Nedenstående er to bud på, hvorfor den fatty fat mass lader til at være mere genstridig end godt er:


  • Weekenden gør dig tyk! Et studie fra 2014, med 80 forsøgspersoner mellem 25 og 62 år, undersøgte om eventuelle fluktuationer i kropsvægten var afhængig af ugedagene. Personerne blev bedt om at veje sig hver morgen inden morgenmad. Overordnet, vejede de mere efter weekenden (søndag og mandag), med en faldende vægt i løbet af hverdagene og havde den laveste vægt om fredagen.
    Hvad var yderligere interessant, var at de som tabte sig over tid havde et mere udtalt kompensations-mønster. Dette vil sige, at kropsvægten begyndte at falde umiddelbart efter endt weekend, hvilket ikke var tilfældet hos de som tog på over tid (Orsama et al., 2014)

“There are sleep cycles and there are also weight loss cycles. Almost everyone loses weight on weekdays and gains weight on weekends. What separates the slim from the heavy isn’t how much more they gain on weekends. It’s how much they lose during the weekdays.


  • Du sover for lidt! Udeblivende søvn, som primært sker i hhv. weekenden eller ugedagene afhængig af alder og tendenser, øger risikoen for at gøre dig til en tyksak. Ved søvnmangel, ses nedsat aktivitet af appetit-regulerende centre i hjernen når udsat for attraktive fødevaremuligheder. Samtidig ses en øget aktivitet af det limbiske system som bl.a. regulerer følelser.
    Resultatet er en større tendens til at vælge høj-kcal fødevarer. Desto mere søvnmangel, desto større indtag af kcal. (Greer et al., 2013).

These findings provide an explanatory brain mechanism by which insufficient sleep may lead to the development/maintenance of obesity through diminished activity in higher-order cortical evaluation regions, combined with excess subcortical limbic responsivity, resulting in the selection of foods most capable of triggering weight-gain.

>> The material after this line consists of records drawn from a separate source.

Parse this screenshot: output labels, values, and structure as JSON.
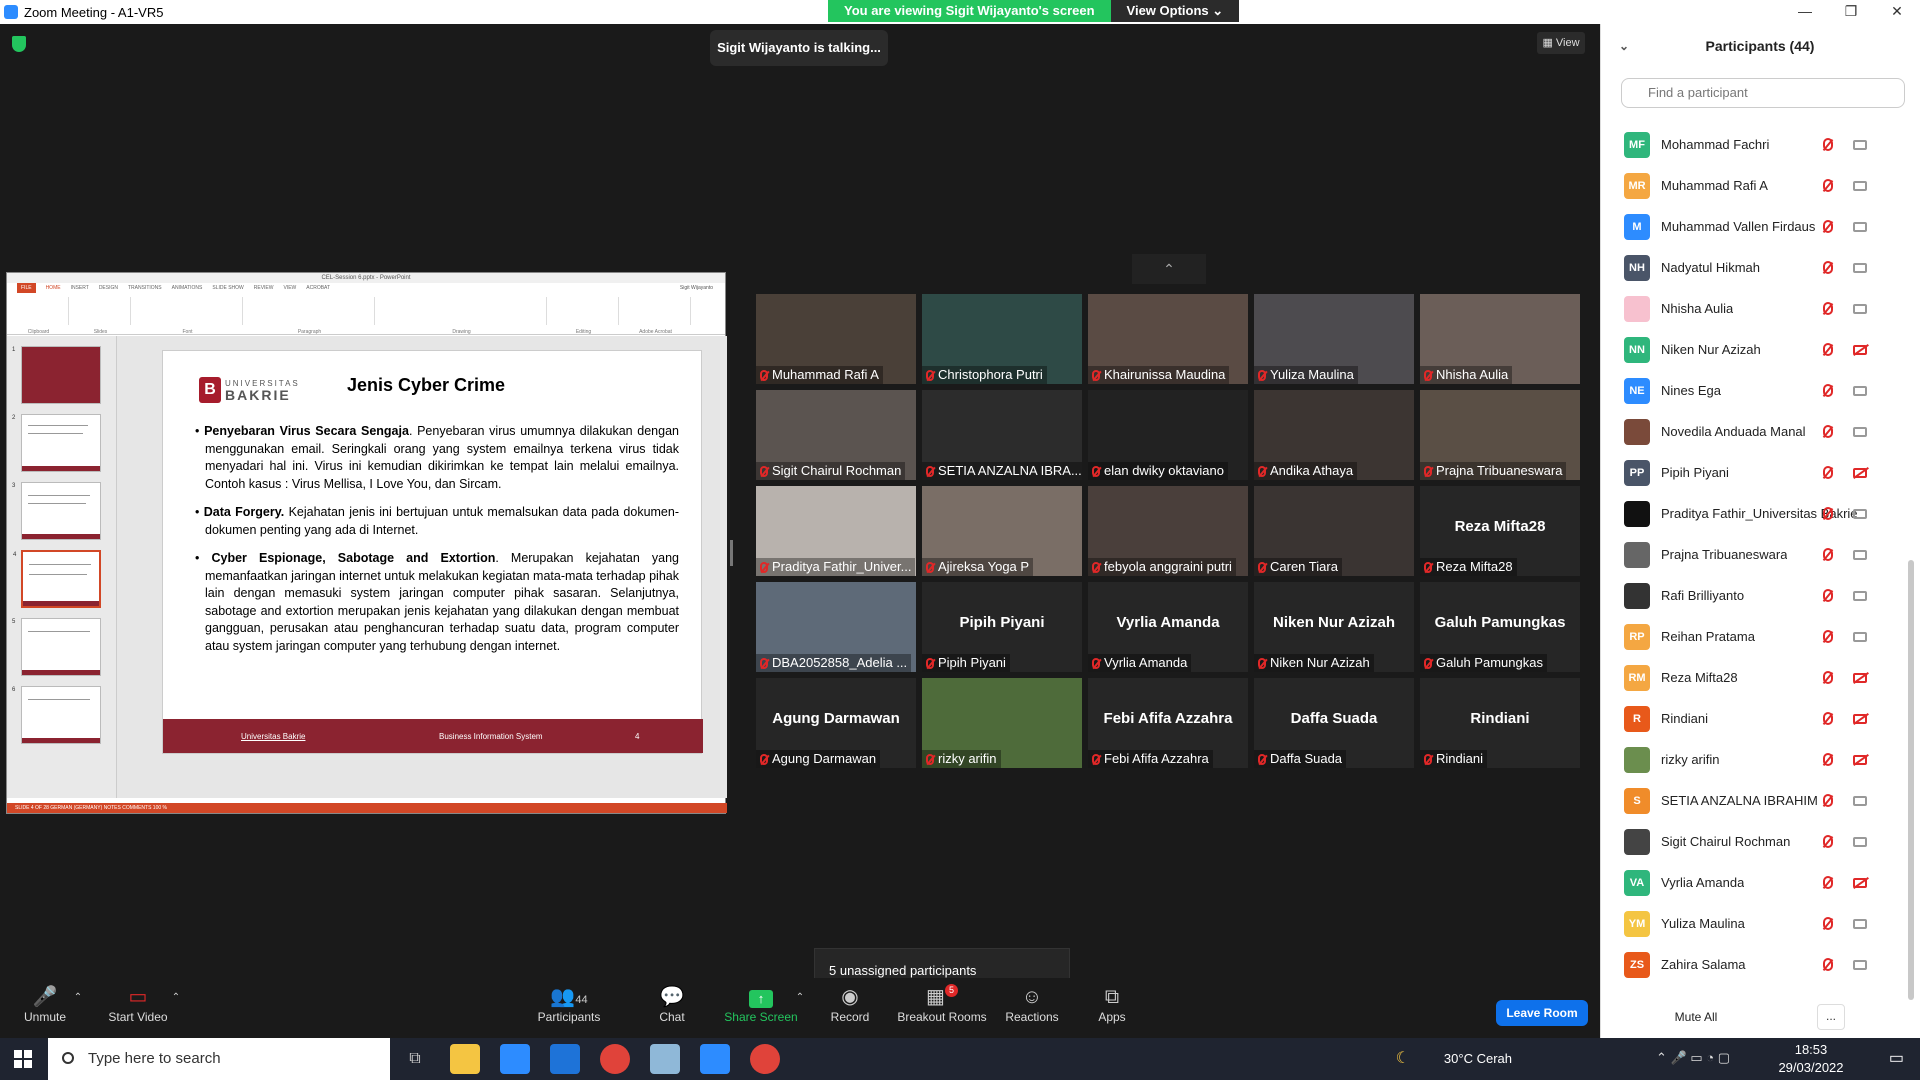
{
  "window": {
    "title": "Zoom Meeting - A1-VR5",
    "minimize": "—",
    "restore": "❐",
    "close": "✕"
  },
  "banner": {
    "viewing": "You are viewing Sigit Wijayanto's screen",
    "view_options": "View Options ⌄"
  },
  "talking": "Sigit Wijayanto is talking...",
  "view_button": "View",
  "share": {
    "app_title": "CEL-Session 6.pptx - PowerPoint",
    "ribbon_tabs": [
      "FILE",
      "HOME",
      "INSERT",
      "DESIGN",
      "TRANSITIONS",
      "ANIMATIONS",
      "SLIDE SHOW",
      "REVIEW",
      "VIEW",
      "ACROBAT"
    ],
    "user": "Sigit Wijayanto",
    "ribbon_groups": [
      "Clipboard",
      "Slides",
      "Font",
      "Paragraph",
      "Drawing",
      "Editing",
      "Adobe Acrobat"
    ],
    "logo_small": "UNIVERSITAS",
    "logo_big": "BAKRIE",
    "slide_title": "Jenis Cyber Crime",
    "bullets": [
      {
        "head": "Penyebaran Virus Secara Sengaja",
        "body": ". Penyebaran virus umumnya dilakukan dengan menggunakan email. Seringkali orang yang system emailnya terkena virus tidak menyadari hal ini. Virus ini kemudian dikirimkan ke tempat lain melalui emailnya. Contoh kasus : Virus Mellisa, I Love You, dan Sircam."
      },
      {
        "head": "Data Forgery.",
        "body": " Kejahatan jenis ini bertujuan untuk memalsukan data pada dokumen-dokumen penting yang ada di Internet."
      },
      {
        "head": "Cyber Espionage, Sabotage and Extortion",
        "body": ". Merupakan kejahatan yang memanfaatkan jaringan internet untuk melakukan kegiatan mata-mata terhadap pihak lain dengan memasuki system jaringan computer pihak sasaran. Selanjutnya, sabotage and extortion merupakan jenis kejahatan yang dilakukan dengan membuat gangguan, perusakan atau penghancuran terhadap suatu data, program computer atau system jaringan computer yang terhubung dengan internet."
      }
    ],
    "footer_left": "Universitas Bakrie",
    "footer_mid": "Business Information System",
    "footer_page": "4",
    "status": "SLIDE 4 OF 28    GERMAN (GERMANY)                                                                                         NOTES    COMMENTS                    100 %",
    "thumb_numbers": [
      "1",
      "2",
      "3",
      "4",
      "5",
      "6"
    ]
  },
  "gallery": [
    {
      "label": "Muhammad Rafi A",
      "big": "",
      "color": "#4a4038"
    },
    {
      "label": "Christophora Putri",
      "big": "",
      "color": "#2e4a46"
    },
    {
      "label": "Khairunissa Maudina",
      "big": "",
      "color": "#5a4b44"
    },
    {
      "label": "Yuliza Maulina",
      "big": "",
      "color": "#4d4b4f"
    },
    {
      "label": "Nhisha Aulia",
      "big": "",
      "color": "#6b5e58"
    },
    {
      "label": "Sigit Chairul Rochman",
      "big": "",
      "color": "#5b5450"
    },
    {
      "label": "SETIA ANZALNA IBRA...",
      "big": "",
      "color": "#2c2c2c"
    },
    {
      "label": "elan dwiky oktaviano",
      "big": "",
      "color": "#222222"
    },
    {
      "label": "Andika Athaya",
      "big": "",
      "color": "#3c3532"
    },
    {
      "label": "Prajna Tribuaneswara",
      "big": "",
      "color": "#5a4f45"
    },
    {
      "label": "Praditya Fathir_Univer...",
      "big": "",
      "color": "#b8b2ad"
    },
    {
      "label": "Ajireksa Yoga P",
      "big": "",
      "color": "#7a6e66"
    },
    {
      "label": "febyola anggraini putri",
      "big": "",
      "color": "#4a3f3b"
    },
    {
      "label": "Caren Tiara",
      "big": "",
      "color": "#3a3432"
    },
    {
      "label": "Reza Mifta28",
      "big": "Reza Mifta28",
      "color": "#262626"
    },
    {
      "label": "DBA2052858_Adelia ...",
      "big": "",
      "color": "#5e6a78"
    },
    {
      "label": "Pipih Piyani",
      "big": "Pipih Piyani",
      "color": "#262626"
    },
    {
      "label": "Vyrlia Amanda",
      "big": "Vyrlia Amanda",
      "color": "#262626"
    },
    {
      "label": "Niken Nur Azizah",
      "big": "Niken Nur Azizah",
      "color": "#262626"
    },
    {
      "label": "Galuh Pamungkas",
      "big": "Galuh Pamungkas",
      "color": "#262626"
    },
    {
      "label": "Agung Darmawan",
      "big": "Agung Darmawan",
      "color": "#262626"
    },
    {
      "label": "rizky arifin",
      "big": "",
      "color": "#4e6b3a"
    },
    {
      "label": "Febi Afifa Azzahra",
      "big": "Febi Afifa Azzahra",
      "color": "#262626"
    },
    {
      "label": "Daffa Suada",
      "big": "Daffa Suada",
      "color": "#262626"
    },
    {
      "label": "Rindiani",
      "big": "Rindiani",
      "color": "#262626"
    }
  ],
  "collapse_icon": "⌃",
  "unassigned": "5 unassigned participants",
  "toolbar": {
    "unmute": "Unmute",
    "start_video": "Start Video",
    "participants": "Participants",
    "participants_count": "44",
    "chat": "Chat",
    "share_screen": "Share Screen",
    "record": "Record",
    "breakout": "Breakout Rooms",
    "breakout_badge": "5",
    "reactions": "Reactions",
    "apps": "Apps",
    "leave": "Leave Room"
  },
  "panel": {
    "title": "Participants (44)",
    "search_placeholder": "Find a participant",
    "mute_all": "Mute All",
    "more": "...",
    "participants": [
      {
        "initials": "MF",
        "name": "Mohammad Fachri",
        "color": "#2fb67c",
        "video_off": false
      },
      {
        "initials": "MR",
        "name": "Muhammad Rafi A",
        "color": "#f4a742",
        "video_off": false
      },
      {
        "initials": "M",
        "name": "Muhammad Vallen Firdaus",
        "color": "#2d8cff",
        "video_off": false
      },
      {
        "initials": "NH",
        "name": "Nadyatul Hikmah",
        "color": "#4a5568",
        "video_off": false
      },
      {
        "initials": "",
        "name": "Nhisha Aulia",
        "color": "#f7c1cf",
        "video_off": false
      },
      {
        "initials": "NN",
        "name": "Niken Nur Azizah",
        "color": "#2fb67c",
        "video_off": true
      },
      {
        "initials": "NE",
        "name": "Nines Ega",
        "color": "#2d8cff",
        "video_off": false
      },
      {
        "initials": "",
        "name": "Novedila Anduada Manal",
        "color": "#7a4a3a",
        "video_off": false
      },
      {
        "initials": "PP",
        "name": "Pipih Piyani",
        "color": "#4a5568",
        "video_off": true
      },
      {
        "initials": "",
        "name": "Praditya Fathir_Universitas Bakrie",
        "color": "#111111",
        "video_off": false
      },
      {
        "initials": "",
        "name": "Prajna Tribuaneswara",
        "color": "#666666",
        "video_off": false
      },
      {
        "initials": "",
        "name": "Rafi Brilliyanto",
        "color": "#333333",
        "video_off": false
      },
      {
        "initials": "RP",
        "name": "Reihan Pratama",
        "color": "#f4a742",
        "video_off": false
      },
      {
        "initials": "RM",
        "name": "Reza Mifta28",
        "color": "#f4a742",
        "video_off": true
      },
      {
        "initials": "R",
        "name": "Rindiani",
        "color": "#e8591a",
        "video_off": true
      },
      {
        "initials": "",
        "name": "rizky arifin",
        "color": "#6b8e4e",
        "video_off": true
      },
      {
        "initials": "S",
        "name": "SETIA ANZALNA IBRAHIM",
        "color": "#f08c2a",
        "video_off": false
      },
      {
        "initials": "",
        "name": "Sigit Chairul Rochman",
        "color": "#444444",
        "video_off": false
      },
      {
        "initials": "VA",
        "name": "Vyrlia Amanda",
        "color": "#2fb67c",
        "video_off": true
      },
      {
        "initials": "YM",
        "name": "Yuliza Maulina",
        "color": "#f4c542",
        "video_off": false
      },
      {
        "initials": "ZS",
        "name": "Zahira Salama",
        "color": "#e8591a",
        "video_off": false
      }
    ]
  },
  "taskbar": {
    "search": "Type here to search",
    "weather": "30°C  Cerah",
    "time": "18:53",
    "date": "29/03/2022"
  }
}
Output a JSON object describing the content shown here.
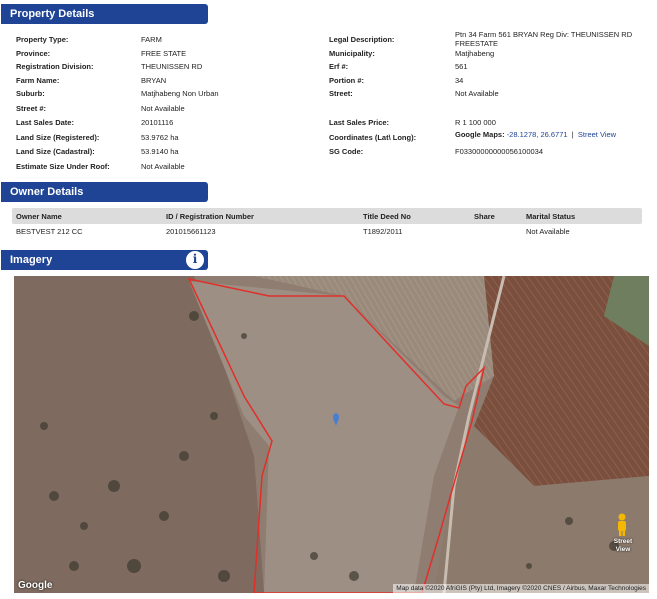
{
  "sections": {
    "property": "Property Details",
    "owner": "Owner Details",
    "imagery": "Imagery"
  },
  "property": {
    "left": [
      {
        "label": "Property Type:",
        "value": "FARM"
      },
      {
        "label": "Province:",
        "value": "FREE STATE"
      },
      {
        "label": "Registration Division:",
        "value": "THEUNISSEN RD"
      },
      {
        "label": "Farm Name:",
        "value": "BRYAN"
      },
      {
        "label": "Suburb:",
        "value": "Matjhabeng Non Urban"
      },
      {
        "label": "Street #:",
        "value": "Not Available"
      },
      {
        "label": "Last Sales Date:",
        "value": "20101116"
      },
      {
        "label": "Land Size (Registered):",
        "value": "53.9762 ha"
      },
      {
        "label": "Land Size (Cadastral):",
        "value": "53.9140 ha"
      },
      {
        "label": "Estimate Size Under Roof:",
        "value": "Not Available"
      }
    ],
    "right": {
      "legal_label": "Legal Description:",
      "legal_value": "Ptn 34 Farm 561 BRYAN Reg Div: THEUNISSEN RD FREESTATE",
      "municipality_label": "Municipality:",
      "municipality_value": "Matjhabeng",
      "erf_label": "Erf #:",
      "erf_value": "561",
      "portion_label": "Portion #:",
      "portion_value": "34",
      "street_label": "Street:",
      "street_value": "Not Available",
      "price_label": "Last Sales Price:",
      "price_value": "R 1 100 000",
      "coords_label": "Coordinates (Lat\\ Long):",
      "coords_prefix": "Google Maps:",
      "coords_value": "-28.1278, 26.6771",
      "coords_sep": "|",
      "street_view_link": "Street View",
      "sg_label": "SG Code:",
      "sg_value": "F03300000000056100034"
    }
  },
  "owner": {
    "headers": [
      "Owner Name",
      "ID / Registration Number",
      "Title Deed No",
      "Share",
      "Marital Status"
    ],
    "row": [
      "BESTVEST 212 CC",
      "201015661123",
      "T1892/2011",
      "",
      "Not Available"
    ]
  },
  "map": {
    "google": "Google",
    "attribution": "Map data ©2020 AfriGIS (Pty) Ltd, Imagery ©2020 CNES / Airbus, Maxar Technologies",
    "street_view_label": "Street View",
    "info_icon": "info-icon",
    "boundary_color": "#e0302a",
    "pin_color": "#4a7fd0"
  }
}
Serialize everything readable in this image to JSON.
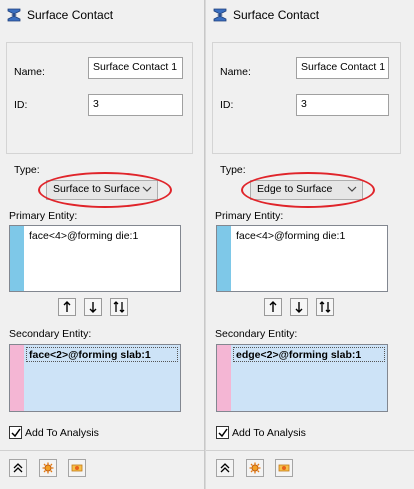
{
  "panels": [
    {
      "title": "Surface Contact",
      "name_label": "Name:",
      "name_value": "Surface Contact 1",
      "id_label": "ID:",
      "id_value": "3",
      "type_label": "Type:",
      "type_value": "Surface to Surface",
      "primary_label": "Primary Entity:",
      "primary_item": "face<4>@forming die:1",
      "secondary_label": "Secondary Entity:",
      "secondary_item": "face<2>@forming slab:1",
      "add_to_analysis_label": "Add To Analysis"
    },
    {
      "title": "Surface Contact",
      "name_label": "Name:",
      "name_value": "Surface Contact 1",
      "id_label": "ID:",
      "id_value": "3",
      "type_label": "Type:",
      "type_value": "Edge to Surface",
      "primary_label": "Primary Entity:",
      "primary_item": "face<4>@forming die:1",
      "secondary_label": "Secondary Entity:",
      "secondary_item": "edge<2>@forming slab:1",
      "add_to_analysis_label": "Add To Analysis"
    }
  ],
  "colors": {
    "primary_strip": "#7ec8e8",
    "secondary_strip": "#f4b6d4",
    "highlight_ring": "#e0242a",
    "selection": "#cde3f7"
  },
  "icons": {
    "title": "surface-contact-icon",
    "entity_tools": [
      "move-up-icon",
      "move-down-icon",
      "swap-icon"
    ],
    "bottom_tools": [
      "collapse-icon",
      "settings-icon",
      "options-icon"
    ]
  }
}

Konkluderende kan det derfor anbefales at undgå søvnmangel, samt at være mere opmærksom på eventuelle ugedags-tendenser. At tage uplanlagt og uhensigtsmæssigt for meget på er noget rod, da overvægt/fedme i sig selv er en risikofaktor for diverse livsstilssygdomme.
“Erotisk buttet” er et term tykke mennesker har opfundet i søgen efter coitus.




* Jeg er klar over at ordet “hopper” kan være misvisende.



Orsama et al., 2014

Greer et al., 2013




Are athletes really getting faster, better, stronger?

Videoen har været på FB-siden et par uger, men efter et re-visit fortjener den også en plads her.


Tanken er interessant. Den almene holdning er at vores fysiske kapacitet/præstation er øget gennem årtierne, som resultat af en større/klogere træningsindsats. Nedenstående påpeger ganske overbevisende, at dette sandsynligvis ikke er hele historien. Langt fra.

I forlængelse kan det diskuteres om det er fair at diverse verdensrekorder (gang på gang) bliver slået, i takt med (og hovedsageligt pga.) at teknologien udvikler sig. Bør man forsøge at ligestille forudsætningerne yderligere?